2. It Follows
It Follows isn't like a lot of other entries on its list. It's not a sensory horror movie. It's not a post-apocalyptic film. Heck, it's not ever about family. But it is a wholly original take on a monster movie. Like Bird Box's creatures, the monster in It Follows doesn't have a definitive shape. It just takes a bunch of different ones, whether that's a stranger or your best friend. The only thing you know is that it's following you, and if it catches up... Well, watch the movie to find out more. If originality is what you liked most about Bird Box, It Follows is definitely for you.

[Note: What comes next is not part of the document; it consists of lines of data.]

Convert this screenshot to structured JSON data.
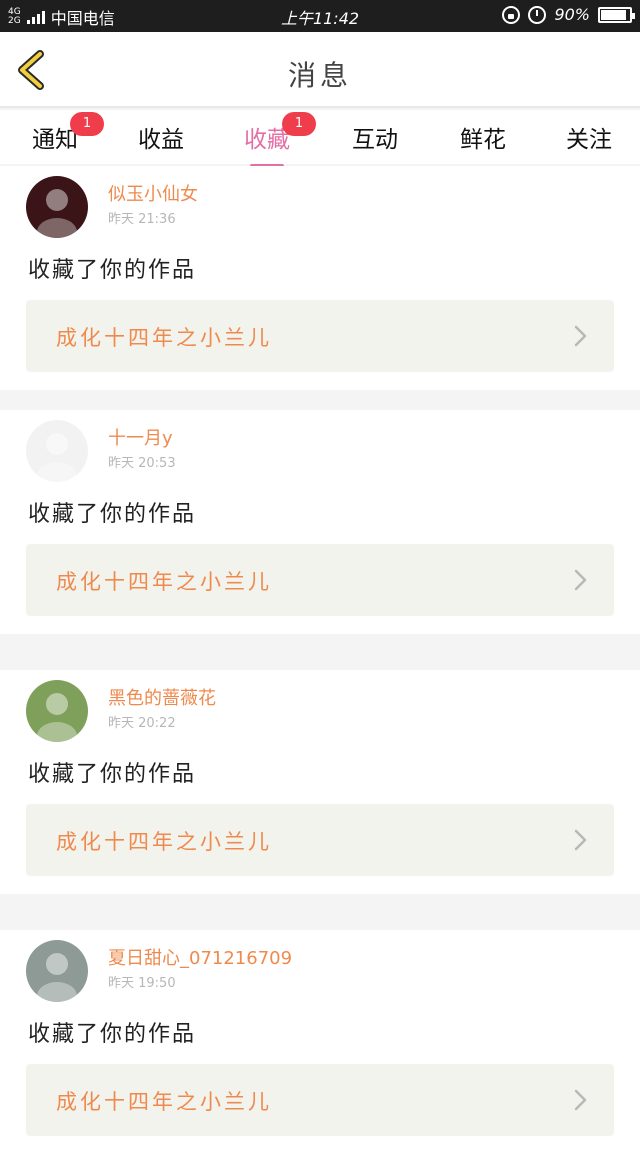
{
  "status_bar": {
    "network": "4G\n2G",
    "carrier": "中国电信",
    "time": "上午11:42",
    "battery_text": "90%",
    "battery_level": 0.9,
    "icons": [
      "signal-icon",
      "lock-rotation-icon",
      "alarm-icon",
      "battery-icon"
    ]
  },
  "header": {
    "title": "消息",
    "back_icon": "chevron-left-icon",
    "accent": "#f2cf3c"
  },
  "tabs": [
    {
      "label": "通知",
      "badge": "1",
      "active": false
    },
    {
      "label": "收益",
      "badge": "",
      "active": false
    },
    {
      "label": "收藏",
      "badge": "1",
      "active": true
    },
    {
      "label": "互动",
      "badge": "",
      "active": false
    },
    {
      "label": "鲜花",
      "badge": "",
      "active": false
    },
    {
      "label": "关注",
      "badge": "",
      "active": false
    }
  ],
  "feed": [
    {
      "user": "似玉小仙女",
      "time": "昨天 21:36",
      "action": "收藏了你的作品",
      "work": "成化十四年之小兰儿",
      "avatar_color": "#3a1416"
    },
    {
      "user": "十一月y",
      "time": "昨天 20:53",
      "action": "收藏了你的作品",
      "work": "成化十四年之小兰儿",
      "avatar_color": "#f2f2f2"
    },
    {
      "user": "黑色的蔷薇花",
      "time": "昨天 20:22",
      "action": "收藏了你的作品",
      "work": "成化十四年之小兰儿",
      "avatar_color": "#7fa05a"
    },
    {
      "user": "夏日甜心_071216709",
      "time": "昨天 19:50",
      "action": "收藏了你的作品",
      "work": "成化十四年之小兰儿",
      "avatar_color": "#8e9a96"
    }
  ],
  "colors": {
    "active_tab": "#e46fa4",
    "badge": "#f03d4b",
    "username": "#ef8a4e",
    "work_bg": "#f3f3ed"
  }
}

Bird Box is, primarily, a sensory horror film. It drops the main characters into an already horrifying world and adds an even more horrifying stipulation. You can't see what you're doing. We feel the fear in this movie because it is so relatable, so basely human. That's the same type of fear we feel in Hush. The film centers around a deaf protagonist, whose home is invaded by an expert at staying unseen. Master of horror Mike Flanagan does a great job of trapping us in the house with his protagonist. We're constantly screaming for our hero to just look behind her. Check out this movie whether you liked Bird Box or not, and then watch Mike Flanagan's recent Netflix series The Haunting of Hill House. You won't regret either.
What did you think of Bird Box? What movies would you recommend to watch after it? Let us know in the comments section below!